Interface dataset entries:
▬▬▬

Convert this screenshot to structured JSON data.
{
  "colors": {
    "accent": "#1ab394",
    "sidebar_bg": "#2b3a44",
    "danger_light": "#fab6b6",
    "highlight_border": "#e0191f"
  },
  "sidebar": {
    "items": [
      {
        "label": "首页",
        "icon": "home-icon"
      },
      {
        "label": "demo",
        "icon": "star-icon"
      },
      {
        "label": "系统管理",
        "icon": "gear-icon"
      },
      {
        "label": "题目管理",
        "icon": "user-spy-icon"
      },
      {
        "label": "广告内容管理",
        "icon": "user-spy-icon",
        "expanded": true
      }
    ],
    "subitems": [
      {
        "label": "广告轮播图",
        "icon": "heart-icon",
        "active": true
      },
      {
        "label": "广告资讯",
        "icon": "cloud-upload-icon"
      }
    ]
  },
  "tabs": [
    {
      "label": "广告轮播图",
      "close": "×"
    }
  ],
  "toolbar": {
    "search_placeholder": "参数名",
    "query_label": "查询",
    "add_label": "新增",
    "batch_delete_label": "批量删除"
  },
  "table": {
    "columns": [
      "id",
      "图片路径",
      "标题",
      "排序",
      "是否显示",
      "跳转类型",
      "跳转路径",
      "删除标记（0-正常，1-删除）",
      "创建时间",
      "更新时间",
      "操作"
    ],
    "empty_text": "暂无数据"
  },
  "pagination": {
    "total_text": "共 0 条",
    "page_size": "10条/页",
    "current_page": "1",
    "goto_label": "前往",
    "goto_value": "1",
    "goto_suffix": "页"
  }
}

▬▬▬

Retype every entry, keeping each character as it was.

### TASK OUTPUT
Convert this screenshot to structured JSON data.
{
  "colors": {
    "accent": "#1ab394",
    "sidebar_bg": "#2b3a44",
    "danger_light": "#fab6b6",
    "highlight_border": "#e0191f"
  },
  "sidebar": {
    "items": [
      {
        "label": "首页",
        "icon": "home-icon"
      },
      {
        "label": "demo",
        "icon": "star-icon"
      },
      {
        "label": "系统管理",
        "icon": "gear-icon"
      },
      {
        "label": "题目管理",
        "icon": "user-spy-icon"
      },
      {
        "label": "广告内容管理",
        "icon": "user-spy-icon",
        "expanded": true
      }
    ],
    "subitems": [
      {
        "label": "广告轮播图",
        "icon": "heart-icon",
        "active": true
      },
      {
        "label": "广告资讯",
        "icon": "cloud-upload-icon"
      }
    ]
  },
  "tabs": [
    {
      "label": "广告轮播图",
      "close": "×"
    }
  ],
  "toolbar": {
    "search_placeholder": "参数名",
    "query_label": "查询",
    "add_label": "新增",
    "batch_delete_label": "批量删除"
  },
  "table": {
    "columns": [
      "id",
      "图片路径",
      "标题",
      "排序",
      "是否显示",
      "跳转类型",
      "跳转路径",
      "删除标记（0-正常，1-删除）",
      "创建时间",
      "更新时间",
      "操作"
    ],
    "empty_text": "暂无数据"
  },
  "pagination": {
    "total_text": "共 0 条",
    "page_size": "10条/页",
    "current_page": "1",
    "goto_label": "前往",
    "goto_value": "1",
    "goto_suffix": "页"
  }
}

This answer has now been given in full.